#### What this task involves
In the data below, how many lines contain the string "yandex"? Give only the figure.

** Opening Working data block **

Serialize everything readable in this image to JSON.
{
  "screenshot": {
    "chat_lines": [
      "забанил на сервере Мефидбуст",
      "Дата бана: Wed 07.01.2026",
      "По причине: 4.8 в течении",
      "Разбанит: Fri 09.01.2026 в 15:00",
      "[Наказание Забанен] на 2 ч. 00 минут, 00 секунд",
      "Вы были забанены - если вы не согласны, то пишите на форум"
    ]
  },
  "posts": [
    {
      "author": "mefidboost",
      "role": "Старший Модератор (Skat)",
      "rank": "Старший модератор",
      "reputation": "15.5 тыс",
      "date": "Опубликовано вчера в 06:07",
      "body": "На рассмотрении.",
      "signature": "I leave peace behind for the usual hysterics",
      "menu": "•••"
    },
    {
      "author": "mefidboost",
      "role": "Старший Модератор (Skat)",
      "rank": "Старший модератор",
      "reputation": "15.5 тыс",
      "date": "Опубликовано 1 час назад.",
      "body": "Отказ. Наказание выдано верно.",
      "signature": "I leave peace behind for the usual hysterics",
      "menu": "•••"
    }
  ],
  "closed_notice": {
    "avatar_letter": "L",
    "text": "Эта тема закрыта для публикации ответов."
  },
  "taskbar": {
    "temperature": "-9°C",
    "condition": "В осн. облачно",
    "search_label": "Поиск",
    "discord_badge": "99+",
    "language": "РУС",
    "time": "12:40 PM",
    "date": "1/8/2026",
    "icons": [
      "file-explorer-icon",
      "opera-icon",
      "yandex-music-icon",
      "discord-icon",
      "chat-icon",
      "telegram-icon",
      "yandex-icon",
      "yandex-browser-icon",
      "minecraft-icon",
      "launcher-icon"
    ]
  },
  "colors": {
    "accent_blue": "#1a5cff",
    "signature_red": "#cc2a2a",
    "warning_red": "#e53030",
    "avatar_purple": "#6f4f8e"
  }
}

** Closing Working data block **
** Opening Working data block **

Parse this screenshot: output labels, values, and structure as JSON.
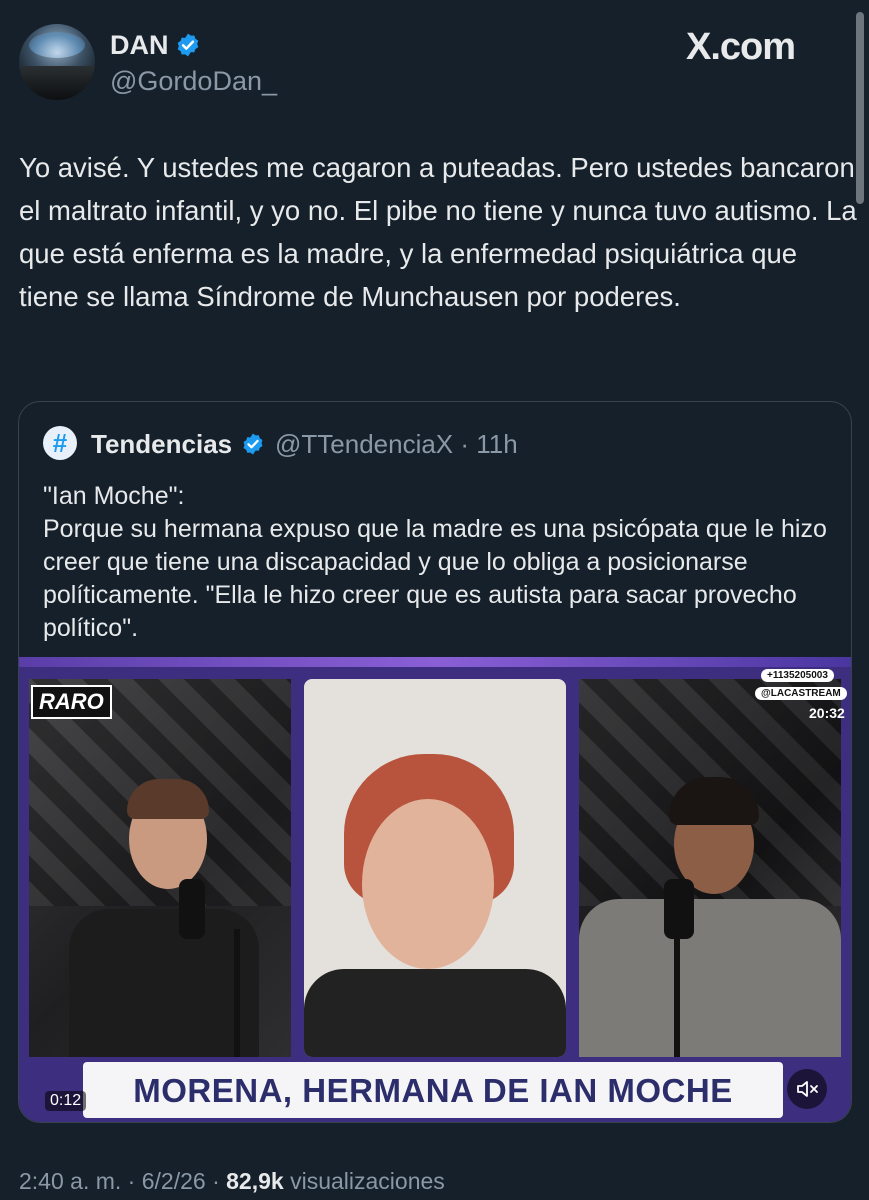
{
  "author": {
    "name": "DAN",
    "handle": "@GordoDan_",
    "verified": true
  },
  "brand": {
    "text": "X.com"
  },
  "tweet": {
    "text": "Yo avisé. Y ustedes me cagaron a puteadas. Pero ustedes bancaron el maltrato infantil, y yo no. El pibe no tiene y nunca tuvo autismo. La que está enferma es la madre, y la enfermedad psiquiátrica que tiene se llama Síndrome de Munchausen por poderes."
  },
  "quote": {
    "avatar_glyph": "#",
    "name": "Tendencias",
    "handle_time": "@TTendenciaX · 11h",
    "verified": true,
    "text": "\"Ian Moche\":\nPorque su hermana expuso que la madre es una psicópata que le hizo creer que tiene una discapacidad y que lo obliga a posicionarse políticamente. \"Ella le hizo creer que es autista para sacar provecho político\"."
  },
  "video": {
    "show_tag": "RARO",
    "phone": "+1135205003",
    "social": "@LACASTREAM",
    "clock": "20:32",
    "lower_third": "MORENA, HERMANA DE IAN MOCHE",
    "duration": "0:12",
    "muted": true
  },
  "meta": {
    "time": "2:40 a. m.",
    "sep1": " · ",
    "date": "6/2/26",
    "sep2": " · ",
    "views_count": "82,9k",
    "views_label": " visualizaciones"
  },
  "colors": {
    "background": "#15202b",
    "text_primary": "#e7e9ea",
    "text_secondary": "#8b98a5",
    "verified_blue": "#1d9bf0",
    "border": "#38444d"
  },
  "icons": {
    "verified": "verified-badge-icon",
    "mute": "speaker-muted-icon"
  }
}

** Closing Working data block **

#### Output
3